Collection entries —
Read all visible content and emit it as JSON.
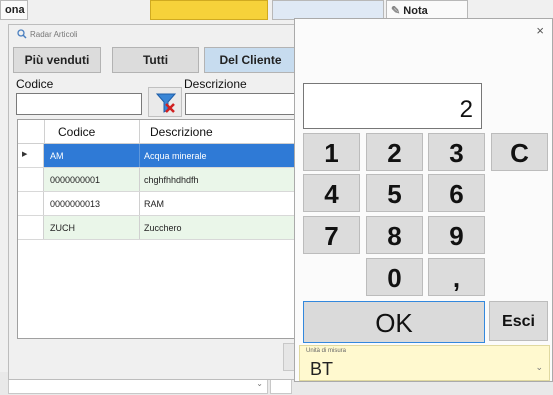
{
  "background": {
    "top_left_label": "ona",
    "nota_label": "Nota"
  },
  "radar": {
    "title": "Radar Articoli",
    "tabs": [
      "Più venduti",
      "Tutti",
      "Del Cliente"
    ],
    "codice_label": "Codice",
    "descrizione_label": "Descrizione",
    "codice_value": "",
    "descrizione_value": "",
    "grid": {
      "headers": [
        "Codice",
        "Descrizione"
      ],
      "rows": [
        {
          "codice": "AM",
          "descrizione": "Acqua minerale",
          "selected": true
        },
        {
          "codice": "0000000001",
          "descrizione": "chghfhhdhdfh",
          "selected": false
        },
        {
          "codice": "0000000013",
          "descrizione": "RAM",
          "selected": false
        },
        {
          "codice": "ZUCH",
          "descrizione": "Zucchero",
          "selected": false
        }
      ]
    }
  },
  "keypad": {
    "close": "×",
    "display_value": "2",
    "keys": [
      "1",
      "2",
      "3",
      "C",
      "4",
      "5",
      "6",
      "7",
      "8",
      "9",
      "0",
      ","
    ],
    "ok_label": "OK",
    "esci_label": "Esci",
    "unit_label": "Unità di misura",
    "unit_value": "BT"
  },
  "colors": {
    "selected_row": "#2f7ad6",
    "alt_row": "#eaf6e9",
    "active_tab": "#c7dcef",
    "unit_bg": "#fff9cf"
  }
}
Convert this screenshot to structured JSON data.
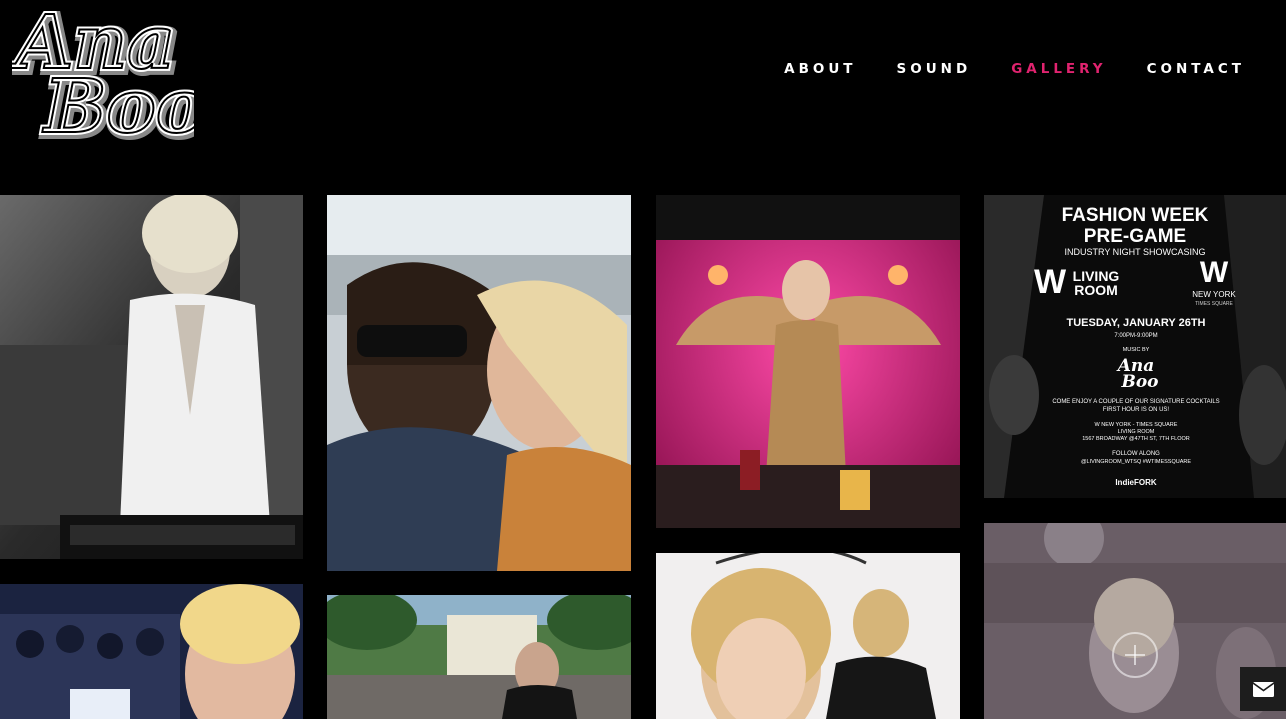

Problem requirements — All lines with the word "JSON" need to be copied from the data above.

Answer to this exercise —
Read all visible content and emit it as JSON.
Convert this screenshot to structured JSON data.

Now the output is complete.